The term “costs” refers to the litigation expenses incurred by the landowner.  This includes legal fees, legal disbursements (photocopying, delivery charges, postage, etc.) and experts’ fees.  In most Canadian jurisdictions a landowner becomes entitled to their full reasonable costs provided that they achieve a result better than the statutory offer made by the expropriating authority.  In some jurisdictions, the landowner need only achieve a result better than a percentage of the statutory offer, making recovery even more likely. The Supreme Court of Canada in a number of cases has stated that the...
By Expropriation Group on 8/9/2012 7:38 AM
This article is intended to be a very basic introduction to the various types of compensation payable to expropriated landowners. We will cover each component of compensation in much greater depth in future articles. The intention of these articles is to present the information in an objective manner, favouring neither the position of the expropriated landowner nor the expropriating authority.

Any compensation payable to an expropriated landowner...
By Expropriation Group on 8/3/2012 8:04 AM

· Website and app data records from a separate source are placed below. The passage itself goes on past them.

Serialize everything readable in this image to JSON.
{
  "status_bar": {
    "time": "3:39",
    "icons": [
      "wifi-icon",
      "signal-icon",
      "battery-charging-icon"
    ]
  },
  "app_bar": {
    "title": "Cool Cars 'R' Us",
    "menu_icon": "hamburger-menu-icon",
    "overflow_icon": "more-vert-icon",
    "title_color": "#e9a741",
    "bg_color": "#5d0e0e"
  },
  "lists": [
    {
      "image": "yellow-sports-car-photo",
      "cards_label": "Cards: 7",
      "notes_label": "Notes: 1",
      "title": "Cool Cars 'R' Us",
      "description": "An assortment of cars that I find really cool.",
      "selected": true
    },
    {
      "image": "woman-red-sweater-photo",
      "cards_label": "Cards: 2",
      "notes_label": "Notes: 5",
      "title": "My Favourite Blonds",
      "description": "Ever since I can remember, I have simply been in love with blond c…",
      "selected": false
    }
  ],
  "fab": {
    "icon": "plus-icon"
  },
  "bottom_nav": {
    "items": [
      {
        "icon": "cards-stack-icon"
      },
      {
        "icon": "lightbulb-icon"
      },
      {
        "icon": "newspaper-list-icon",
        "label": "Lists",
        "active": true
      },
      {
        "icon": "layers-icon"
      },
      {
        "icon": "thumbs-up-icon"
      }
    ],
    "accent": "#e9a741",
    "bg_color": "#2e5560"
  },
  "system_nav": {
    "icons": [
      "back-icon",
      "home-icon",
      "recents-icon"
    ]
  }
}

On July 27, 2012 the Nova Scotia Utility and Review Board dismissed a claim by an Annapolis Valley Resident for compensation for lost business arising from a highway expropriation.  Mrs. Inglis operated a roadside fruit stand next to Highway 201.  As part of a program to extend neighbouring Highway 101, the Province expropriated some of the lands belonging to Mrs. Inglis and paid her for that land.  The Board noted that the construction and subsequent operation of Highway 101 created no impediment to the access of Mrs. Inglis’s fruit stand.  However, when Highway 101 came into operation, the amount of traffic along Highway 201 diminished and revenue for the fruit stand dropped.  Ultimately, the fruit stand closed.  Mrs. Inglis claimed for her lost business, with an expert calculating her losses at $477,037, plus other expenses. The decision turned on the interpretation of “injurious affection” in the Nova Scotia Expropriation Act and the application of what has been termed the “actionable rule”.  This rule is simply that the damage claimed must be something which would be actionable under the common law.  It is derived both from caselaw and the language of the Expropriation Act.  The Board found that the claim by Mrs. Inglis for injurious affection could only succeed if it could be shown that the Province would be liable at common law for the type of damage which she claimed.  ...